Filter these entries so that only lines with the word "screenshot" remain.

=== Material supplied ===

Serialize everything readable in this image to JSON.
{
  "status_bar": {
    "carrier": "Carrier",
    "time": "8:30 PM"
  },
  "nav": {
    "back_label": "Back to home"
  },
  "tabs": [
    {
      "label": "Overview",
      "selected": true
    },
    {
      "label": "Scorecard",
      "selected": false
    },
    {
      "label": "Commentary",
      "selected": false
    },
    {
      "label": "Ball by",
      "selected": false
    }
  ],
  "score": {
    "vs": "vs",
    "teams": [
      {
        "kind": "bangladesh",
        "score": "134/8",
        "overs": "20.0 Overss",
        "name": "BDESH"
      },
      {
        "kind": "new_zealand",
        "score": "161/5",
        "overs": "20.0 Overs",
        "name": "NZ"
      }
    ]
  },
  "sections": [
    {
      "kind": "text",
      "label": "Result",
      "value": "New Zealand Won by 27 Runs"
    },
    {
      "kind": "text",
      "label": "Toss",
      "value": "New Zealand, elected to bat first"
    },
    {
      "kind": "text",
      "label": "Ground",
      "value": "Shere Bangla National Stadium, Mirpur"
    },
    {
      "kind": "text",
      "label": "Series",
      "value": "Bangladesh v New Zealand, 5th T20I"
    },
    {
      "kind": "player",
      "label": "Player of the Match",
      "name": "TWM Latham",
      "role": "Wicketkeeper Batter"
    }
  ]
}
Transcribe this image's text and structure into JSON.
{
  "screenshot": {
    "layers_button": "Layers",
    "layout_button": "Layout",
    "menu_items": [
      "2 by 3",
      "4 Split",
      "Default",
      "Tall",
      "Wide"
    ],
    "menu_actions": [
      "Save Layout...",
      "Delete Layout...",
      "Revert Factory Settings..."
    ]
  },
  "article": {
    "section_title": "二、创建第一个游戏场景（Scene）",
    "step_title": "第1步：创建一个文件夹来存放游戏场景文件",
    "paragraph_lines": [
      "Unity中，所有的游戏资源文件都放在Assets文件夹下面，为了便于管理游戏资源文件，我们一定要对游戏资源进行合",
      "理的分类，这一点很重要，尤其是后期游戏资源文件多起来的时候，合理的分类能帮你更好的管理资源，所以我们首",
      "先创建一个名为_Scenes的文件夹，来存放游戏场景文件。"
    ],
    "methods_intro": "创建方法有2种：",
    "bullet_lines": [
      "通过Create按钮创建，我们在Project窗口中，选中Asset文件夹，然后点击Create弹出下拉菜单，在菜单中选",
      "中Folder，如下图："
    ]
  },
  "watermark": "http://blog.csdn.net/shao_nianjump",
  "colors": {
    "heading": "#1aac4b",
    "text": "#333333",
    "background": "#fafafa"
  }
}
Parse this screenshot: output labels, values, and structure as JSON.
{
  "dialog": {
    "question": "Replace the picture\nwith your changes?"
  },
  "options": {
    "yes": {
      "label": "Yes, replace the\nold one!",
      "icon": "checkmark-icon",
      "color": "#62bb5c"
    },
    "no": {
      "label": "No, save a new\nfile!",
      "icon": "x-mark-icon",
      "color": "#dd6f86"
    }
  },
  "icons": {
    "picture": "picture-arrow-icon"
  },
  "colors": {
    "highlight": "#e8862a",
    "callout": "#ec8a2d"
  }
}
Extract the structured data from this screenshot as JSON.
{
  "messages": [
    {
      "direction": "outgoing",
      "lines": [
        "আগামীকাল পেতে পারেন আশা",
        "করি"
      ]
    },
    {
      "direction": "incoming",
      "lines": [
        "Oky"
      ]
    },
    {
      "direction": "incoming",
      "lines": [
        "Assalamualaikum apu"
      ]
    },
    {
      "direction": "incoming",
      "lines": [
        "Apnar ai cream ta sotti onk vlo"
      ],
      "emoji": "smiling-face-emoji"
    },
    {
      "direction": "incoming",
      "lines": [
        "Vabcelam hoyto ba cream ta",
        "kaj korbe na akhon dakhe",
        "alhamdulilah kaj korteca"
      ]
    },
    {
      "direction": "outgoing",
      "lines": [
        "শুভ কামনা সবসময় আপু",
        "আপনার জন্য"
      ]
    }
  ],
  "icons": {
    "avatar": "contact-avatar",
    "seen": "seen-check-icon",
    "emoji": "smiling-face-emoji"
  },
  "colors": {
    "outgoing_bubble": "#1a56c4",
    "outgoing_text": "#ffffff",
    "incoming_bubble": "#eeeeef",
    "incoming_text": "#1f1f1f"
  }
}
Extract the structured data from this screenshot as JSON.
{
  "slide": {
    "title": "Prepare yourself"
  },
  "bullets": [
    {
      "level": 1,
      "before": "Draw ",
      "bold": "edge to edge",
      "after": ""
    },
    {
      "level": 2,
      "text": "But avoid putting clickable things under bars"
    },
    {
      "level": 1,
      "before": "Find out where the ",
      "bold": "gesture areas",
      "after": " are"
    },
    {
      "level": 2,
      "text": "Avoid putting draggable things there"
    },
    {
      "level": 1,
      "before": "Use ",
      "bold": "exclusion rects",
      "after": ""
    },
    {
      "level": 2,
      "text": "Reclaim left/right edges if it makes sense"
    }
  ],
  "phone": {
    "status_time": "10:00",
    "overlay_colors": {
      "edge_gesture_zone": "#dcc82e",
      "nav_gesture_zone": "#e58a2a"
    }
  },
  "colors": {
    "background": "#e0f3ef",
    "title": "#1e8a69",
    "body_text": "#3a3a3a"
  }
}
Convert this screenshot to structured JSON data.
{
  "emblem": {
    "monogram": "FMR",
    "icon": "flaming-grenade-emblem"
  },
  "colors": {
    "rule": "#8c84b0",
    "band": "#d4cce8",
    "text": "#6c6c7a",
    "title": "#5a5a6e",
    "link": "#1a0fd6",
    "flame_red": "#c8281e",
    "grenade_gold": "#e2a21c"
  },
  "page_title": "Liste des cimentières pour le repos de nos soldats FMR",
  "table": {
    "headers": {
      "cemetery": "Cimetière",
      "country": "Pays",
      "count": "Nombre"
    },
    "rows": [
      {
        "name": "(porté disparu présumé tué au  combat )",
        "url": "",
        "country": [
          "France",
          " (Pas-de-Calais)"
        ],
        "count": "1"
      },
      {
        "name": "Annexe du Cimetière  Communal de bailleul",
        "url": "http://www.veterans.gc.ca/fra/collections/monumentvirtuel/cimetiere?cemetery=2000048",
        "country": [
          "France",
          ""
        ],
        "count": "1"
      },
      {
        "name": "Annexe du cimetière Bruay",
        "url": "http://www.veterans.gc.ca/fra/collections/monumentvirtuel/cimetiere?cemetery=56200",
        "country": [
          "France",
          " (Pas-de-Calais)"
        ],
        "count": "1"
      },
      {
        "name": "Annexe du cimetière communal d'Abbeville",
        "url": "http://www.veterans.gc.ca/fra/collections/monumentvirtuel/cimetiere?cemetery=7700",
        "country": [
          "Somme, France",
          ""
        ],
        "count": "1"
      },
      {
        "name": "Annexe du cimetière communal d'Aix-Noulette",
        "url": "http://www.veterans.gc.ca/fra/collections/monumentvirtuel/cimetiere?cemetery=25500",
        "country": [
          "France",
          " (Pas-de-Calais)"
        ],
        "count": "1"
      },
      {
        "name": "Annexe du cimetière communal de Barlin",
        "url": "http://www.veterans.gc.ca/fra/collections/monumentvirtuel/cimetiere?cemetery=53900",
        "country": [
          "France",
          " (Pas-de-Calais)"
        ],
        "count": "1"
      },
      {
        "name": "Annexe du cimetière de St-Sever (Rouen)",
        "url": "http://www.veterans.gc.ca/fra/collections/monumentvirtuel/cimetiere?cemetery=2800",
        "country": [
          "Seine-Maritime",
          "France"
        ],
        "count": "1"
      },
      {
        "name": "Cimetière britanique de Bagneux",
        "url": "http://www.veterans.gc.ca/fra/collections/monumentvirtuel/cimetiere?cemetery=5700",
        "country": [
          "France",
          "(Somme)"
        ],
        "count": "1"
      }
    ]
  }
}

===

### Output for this exercise
  "screenshot": {
Parse this screenshot: output labels, values, and structure as JSON.
Extract the structured data from this screenshot as JSON.
Extract the structured data from this screenshot as JSON.
Convert this screenshot to structured JSON data.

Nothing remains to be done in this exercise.